Look through the material below. Copy each line that contains the string "Collection".
::: Excerpted data :::
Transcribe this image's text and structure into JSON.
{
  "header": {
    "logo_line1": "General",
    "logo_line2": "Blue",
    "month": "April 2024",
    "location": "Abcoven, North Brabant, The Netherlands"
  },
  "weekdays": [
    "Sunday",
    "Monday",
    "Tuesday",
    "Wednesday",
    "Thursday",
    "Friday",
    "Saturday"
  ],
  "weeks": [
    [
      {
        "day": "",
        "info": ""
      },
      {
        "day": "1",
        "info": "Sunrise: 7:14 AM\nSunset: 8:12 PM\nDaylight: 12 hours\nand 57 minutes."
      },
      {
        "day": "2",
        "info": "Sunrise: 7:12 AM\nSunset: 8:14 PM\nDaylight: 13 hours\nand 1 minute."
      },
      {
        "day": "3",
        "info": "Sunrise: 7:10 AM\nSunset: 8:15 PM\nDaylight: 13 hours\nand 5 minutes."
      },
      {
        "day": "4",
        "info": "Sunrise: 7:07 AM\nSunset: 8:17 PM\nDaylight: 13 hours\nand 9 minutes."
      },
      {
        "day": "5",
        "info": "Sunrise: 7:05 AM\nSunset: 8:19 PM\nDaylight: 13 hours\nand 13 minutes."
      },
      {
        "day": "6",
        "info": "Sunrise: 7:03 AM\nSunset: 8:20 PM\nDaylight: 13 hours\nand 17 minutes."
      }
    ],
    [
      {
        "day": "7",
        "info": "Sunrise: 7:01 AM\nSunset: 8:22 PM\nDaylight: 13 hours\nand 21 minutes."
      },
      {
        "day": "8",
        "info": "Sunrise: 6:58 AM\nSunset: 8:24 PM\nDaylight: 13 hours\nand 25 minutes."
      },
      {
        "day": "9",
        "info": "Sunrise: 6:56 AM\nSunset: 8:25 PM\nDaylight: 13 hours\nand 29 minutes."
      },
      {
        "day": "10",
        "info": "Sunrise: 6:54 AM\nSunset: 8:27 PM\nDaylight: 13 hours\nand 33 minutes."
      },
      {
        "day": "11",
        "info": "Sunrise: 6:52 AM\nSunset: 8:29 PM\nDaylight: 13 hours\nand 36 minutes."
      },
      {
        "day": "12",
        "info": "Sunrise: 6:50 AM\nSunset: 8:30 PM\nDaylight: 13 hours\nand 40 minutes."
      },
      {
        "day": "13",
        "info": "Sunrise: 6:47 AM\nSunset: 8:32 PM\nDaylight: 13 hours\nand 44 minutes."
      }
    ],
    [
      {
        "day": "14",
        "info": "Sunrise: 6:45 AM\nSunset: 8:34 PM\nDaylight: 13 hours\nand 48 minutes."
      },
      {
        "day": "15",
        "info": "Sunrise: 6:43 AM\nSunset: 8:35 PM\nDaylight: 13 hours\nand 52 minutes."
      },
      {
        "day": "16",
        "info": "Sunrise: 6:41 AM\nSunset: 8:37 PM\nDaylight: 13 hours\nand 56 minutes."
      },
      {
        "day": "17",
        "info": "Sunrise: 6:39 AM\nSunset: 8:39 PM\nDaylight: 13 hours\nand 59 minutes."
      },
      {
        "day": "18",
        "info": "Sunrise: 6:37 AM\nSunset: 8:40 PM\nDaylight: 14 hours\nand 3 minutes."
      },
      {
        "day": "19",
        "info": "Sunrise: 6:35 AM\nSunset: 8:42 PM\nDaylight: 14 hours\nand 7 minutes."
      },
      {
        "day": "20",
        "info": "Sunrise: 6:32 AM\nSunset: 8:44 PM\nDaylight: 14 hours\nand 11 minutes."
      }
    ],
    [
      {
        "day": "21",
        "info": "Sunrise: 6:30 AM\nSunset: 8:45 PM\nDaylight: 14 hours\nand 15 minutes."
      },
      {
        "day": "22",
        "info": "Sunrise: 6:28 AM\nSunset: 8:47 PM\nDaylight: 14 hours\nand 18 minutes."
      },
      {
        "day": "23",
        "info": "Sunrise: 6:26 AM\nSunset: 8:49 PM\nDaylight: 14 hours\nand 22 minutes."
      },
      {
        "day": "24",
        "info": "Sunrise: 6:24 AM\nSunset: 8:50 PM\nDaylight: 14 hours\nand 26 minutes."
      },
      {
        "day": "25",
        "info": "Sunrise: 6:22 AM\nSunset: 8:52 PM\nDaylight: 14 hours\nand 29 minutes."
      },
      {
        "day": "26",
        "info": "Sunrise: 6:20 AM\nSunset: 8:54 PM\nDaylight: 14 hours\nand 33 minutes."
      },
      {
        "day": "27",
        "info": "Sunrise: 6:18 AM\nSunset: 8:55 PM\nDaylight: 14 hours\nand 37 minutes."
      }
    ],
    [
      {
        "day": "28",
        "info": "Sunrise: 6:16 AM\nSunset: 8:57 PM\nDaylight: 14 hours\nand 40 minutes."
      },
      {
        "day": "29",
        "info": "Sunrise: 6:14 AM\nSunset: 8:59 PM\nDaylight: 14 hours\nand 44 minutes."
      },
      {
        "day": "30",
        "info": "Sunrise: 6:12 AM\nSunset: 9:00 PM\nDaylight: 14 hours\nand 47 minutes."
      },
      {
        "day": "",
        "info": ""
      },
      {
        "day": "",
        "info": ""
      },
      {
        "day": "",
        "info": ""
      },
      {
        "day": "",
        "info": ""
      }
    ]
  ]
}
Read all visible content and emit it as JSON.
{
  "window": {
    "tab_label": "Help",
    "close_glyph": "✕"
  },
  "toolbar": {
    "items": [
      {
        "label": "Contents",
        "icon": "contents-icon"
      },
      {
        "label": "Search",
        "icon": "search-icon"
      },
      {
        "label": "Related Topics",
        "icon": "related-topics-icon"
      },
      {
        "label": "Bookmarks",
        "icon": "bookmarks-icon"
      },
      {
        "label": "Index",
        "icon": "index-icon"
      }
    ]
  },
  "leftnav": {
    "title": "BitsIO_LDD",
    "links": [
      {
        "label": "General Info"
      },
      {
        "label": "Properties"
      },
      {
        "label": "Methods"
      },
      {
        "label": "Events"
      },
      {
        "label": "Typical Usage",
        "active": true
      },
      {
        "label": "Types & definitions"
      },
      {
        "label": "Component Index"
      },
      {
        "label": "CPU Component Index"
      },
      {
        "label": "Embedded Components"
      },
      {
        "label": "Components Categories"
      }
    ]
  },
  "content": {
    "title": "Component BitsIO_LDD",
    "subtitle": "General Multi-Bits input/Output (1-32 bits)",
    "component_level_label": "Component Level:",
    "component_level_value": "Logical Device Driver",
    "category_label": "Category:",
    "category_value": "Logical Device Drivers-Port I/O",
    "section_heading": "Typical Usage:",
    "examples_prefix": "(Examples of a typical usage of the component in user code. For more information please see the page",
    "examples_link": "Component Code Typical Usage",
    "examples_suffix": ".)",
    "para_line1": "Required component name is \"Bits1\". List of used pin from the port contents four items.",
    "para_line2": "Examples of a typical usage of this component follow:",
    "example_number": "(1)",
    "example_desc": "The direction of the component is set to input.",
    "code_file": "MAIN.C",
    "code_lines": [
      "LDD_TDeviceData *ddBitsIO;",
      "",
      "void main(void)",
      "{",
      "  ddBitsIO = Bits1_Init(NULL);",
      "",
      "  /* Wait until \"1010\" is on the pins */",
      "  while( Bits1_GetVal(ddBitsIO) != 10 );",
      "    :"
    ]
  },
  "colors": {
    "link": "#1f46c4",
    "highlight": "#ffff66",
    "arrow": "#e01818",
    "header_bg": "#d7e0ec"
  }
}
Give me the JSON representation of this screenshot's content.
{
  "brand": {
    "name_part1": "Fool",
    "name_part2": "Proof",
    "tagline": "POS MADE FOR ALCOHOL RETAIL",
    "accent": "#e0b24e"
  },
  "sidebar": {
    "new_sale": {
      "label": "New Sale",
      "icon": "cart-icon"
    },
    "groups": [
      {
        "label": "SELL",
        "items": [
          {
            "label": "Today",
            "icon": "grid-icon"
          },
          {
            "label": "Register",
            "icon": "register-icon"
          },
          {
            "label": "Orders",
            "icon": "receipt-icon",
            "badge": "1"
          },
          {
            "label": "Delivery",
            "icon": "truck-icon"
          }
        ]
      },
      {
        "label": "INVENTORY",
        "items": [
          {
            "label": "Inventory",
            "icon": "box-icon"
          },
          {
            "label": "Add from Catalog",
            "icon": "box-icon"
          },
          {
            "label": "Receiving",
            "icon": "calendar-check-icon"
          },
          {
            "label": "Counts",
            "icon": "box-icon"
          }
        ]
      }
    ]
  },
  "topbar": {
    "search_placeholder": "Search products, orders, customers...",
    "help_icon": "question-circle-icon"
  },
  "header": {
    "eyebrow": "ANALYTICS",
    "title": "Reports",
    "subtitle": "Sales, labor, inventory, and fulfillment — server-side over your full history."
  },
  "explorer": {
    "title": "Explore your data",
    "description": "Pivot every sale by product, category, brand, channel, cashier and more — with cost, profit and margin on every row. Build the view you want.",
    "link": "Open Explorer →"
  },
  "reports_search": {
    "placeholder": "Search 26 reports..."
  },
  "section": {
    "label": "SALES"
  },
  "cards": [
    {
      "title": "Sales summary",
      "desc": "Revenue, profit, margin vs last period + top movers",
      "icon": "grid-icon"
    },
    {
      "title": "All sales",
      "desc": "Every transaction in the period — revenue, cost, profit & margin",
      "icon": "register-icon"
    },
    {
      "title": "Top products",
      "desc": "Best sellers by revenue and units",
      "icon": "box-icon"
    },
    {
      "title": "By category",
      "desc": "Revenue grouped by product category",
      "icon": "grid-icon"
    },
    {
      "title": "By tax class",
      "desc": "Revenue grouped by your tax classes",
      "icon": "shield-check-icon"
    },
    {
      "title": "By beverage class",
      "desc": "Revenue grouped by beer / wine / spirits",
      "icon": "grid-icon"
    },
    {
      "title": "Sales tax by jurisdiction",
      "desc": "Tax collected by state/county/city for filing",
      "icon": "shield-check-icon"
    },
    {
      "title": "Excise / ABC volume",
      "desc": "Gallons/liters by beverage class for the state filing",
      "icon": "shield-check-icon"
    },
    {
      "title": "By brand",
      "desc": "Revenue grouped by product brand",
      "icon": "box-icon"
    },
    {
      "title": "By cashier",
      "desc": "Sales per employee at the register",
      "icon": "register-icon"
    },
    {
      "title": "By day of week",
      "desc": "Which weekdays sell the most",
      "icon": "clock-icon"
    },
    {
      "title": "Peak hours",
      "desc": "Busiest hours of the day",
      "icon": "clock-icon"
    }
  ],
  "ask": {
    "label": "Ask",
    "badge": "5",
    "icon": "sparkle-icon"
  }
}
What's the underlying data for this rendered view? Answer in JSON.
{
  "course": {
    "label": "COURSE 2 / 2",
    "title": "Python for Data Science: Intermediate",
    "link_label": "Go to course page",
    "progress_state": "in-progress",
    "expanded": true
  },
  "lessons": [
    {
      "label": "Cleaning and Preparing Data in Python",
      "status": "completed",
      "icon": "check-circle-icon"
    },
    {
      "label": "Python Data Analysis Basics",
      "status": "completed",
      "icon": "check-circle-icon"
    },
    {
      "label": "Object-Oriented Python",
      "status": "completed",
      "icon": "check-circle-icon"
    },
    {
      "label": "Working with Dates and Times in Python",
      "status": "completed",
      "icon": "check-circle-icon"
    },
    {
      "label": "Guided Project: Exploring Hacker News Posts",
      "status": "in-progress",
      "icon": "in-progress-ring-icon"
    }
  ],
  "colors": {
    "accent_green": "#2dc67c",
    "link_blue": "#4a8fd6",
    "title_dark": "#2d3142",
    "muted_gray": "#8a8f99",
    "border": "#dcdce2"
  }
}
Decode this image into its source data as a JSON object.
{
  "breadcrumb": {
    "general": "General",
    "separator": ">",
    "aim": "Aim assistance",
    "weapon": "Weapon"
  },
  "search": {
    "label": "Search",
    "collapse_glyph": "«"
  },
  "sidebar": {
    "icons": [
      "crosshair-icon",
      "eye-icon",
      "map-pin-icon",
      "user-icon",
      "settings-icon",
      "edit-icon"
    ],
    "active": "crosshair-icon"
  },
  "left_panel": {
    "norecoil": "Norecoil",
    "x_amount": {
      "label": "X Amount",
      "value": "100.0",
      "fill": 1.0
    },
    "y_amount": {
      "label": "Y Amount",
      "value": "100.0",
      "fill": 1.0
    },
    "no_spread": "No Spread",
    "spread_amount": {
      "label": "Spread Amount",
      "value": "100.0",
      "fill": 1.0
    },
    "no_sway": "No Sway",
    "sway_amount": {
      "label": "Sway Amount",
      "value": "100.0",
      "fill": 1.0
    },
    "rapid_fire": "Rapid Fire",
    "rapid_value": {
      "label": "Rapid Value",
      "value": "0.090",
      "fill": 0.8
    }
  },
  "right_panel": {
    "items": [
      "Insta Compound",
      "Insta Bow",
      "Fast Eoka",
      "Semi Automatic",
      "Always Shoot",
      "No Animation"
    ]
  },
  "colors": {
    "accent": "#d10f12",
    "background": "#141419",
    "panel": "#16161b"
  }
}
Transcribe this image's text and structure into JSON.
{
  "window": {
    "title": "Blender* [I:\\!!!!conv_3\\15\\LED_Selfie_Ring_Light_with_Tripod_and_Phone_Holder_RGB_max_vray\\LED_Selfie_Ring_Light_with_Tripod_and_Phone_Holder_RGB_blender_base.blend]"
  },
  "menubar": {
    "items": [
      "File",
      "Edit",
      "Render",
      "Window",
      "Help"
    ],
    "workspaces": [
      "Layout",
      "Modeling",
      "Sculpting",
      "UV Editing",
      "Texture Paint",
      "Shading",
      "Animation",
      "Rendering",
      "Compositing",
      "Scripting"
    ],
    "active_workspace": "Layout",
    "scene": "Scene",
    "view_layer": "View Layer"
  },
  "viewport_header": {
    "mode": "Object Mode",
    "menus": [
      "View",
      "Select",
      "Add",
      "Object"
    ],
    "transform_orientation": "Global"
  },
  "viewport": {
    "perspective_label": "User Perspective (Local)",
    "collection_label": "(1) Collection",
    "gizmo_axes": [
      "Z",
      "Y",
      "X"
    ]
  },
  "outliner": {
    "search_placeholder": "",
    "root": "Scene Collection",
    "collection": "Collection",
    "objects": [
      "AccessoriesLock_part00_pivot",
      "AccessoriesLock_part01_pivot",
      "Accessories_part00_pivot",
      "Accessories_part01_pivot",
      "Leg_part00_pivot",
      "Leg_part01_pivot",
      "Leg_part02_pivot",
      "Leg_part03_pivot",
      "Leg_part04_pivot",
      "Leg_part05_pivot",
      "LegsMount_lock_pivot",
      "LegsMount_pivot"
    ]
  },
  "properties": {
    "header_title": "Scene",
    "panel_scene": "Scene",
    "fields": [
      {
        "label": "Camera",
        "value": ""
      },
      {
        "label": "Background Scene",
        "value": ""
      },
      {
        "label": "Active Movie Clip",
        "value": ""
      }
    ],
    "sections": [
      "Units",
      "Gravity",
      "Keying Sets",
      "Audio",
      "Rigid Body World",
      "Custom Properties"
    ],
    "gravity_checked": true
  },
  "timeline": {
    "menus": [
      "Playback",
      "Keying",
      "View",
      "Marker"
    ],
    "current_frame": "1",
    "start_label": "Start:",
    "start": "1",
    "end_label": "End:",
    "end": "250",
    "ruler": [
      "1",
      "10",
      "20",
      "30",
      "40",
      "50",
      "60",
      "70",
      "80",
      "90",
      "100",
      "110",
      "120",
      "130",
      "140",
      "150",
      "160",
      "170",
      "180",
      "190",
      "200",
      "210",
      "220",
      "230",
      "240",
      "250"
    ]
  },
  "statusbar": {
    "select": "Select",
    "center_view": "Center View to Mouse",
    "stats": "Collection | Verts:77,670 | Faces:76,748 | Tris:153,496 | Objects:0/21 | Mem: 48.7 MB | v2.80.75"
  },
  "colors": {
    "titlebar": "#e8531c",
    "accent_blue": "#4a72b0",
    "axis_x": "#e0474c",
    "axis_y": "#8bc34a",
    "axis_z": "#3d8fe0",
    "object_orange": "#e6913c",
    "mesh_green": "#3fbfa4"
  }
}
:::
Response —
    "collection_label": "(1) Collection",
    "root": "Scene Collection",
    "collection": "Collection",
    "stats": "Collection | Verts:77,670 | Faces:76,748 | Tris:153,496 | Objects:0/21 | Mem: 48.7 MB | v2.80.75"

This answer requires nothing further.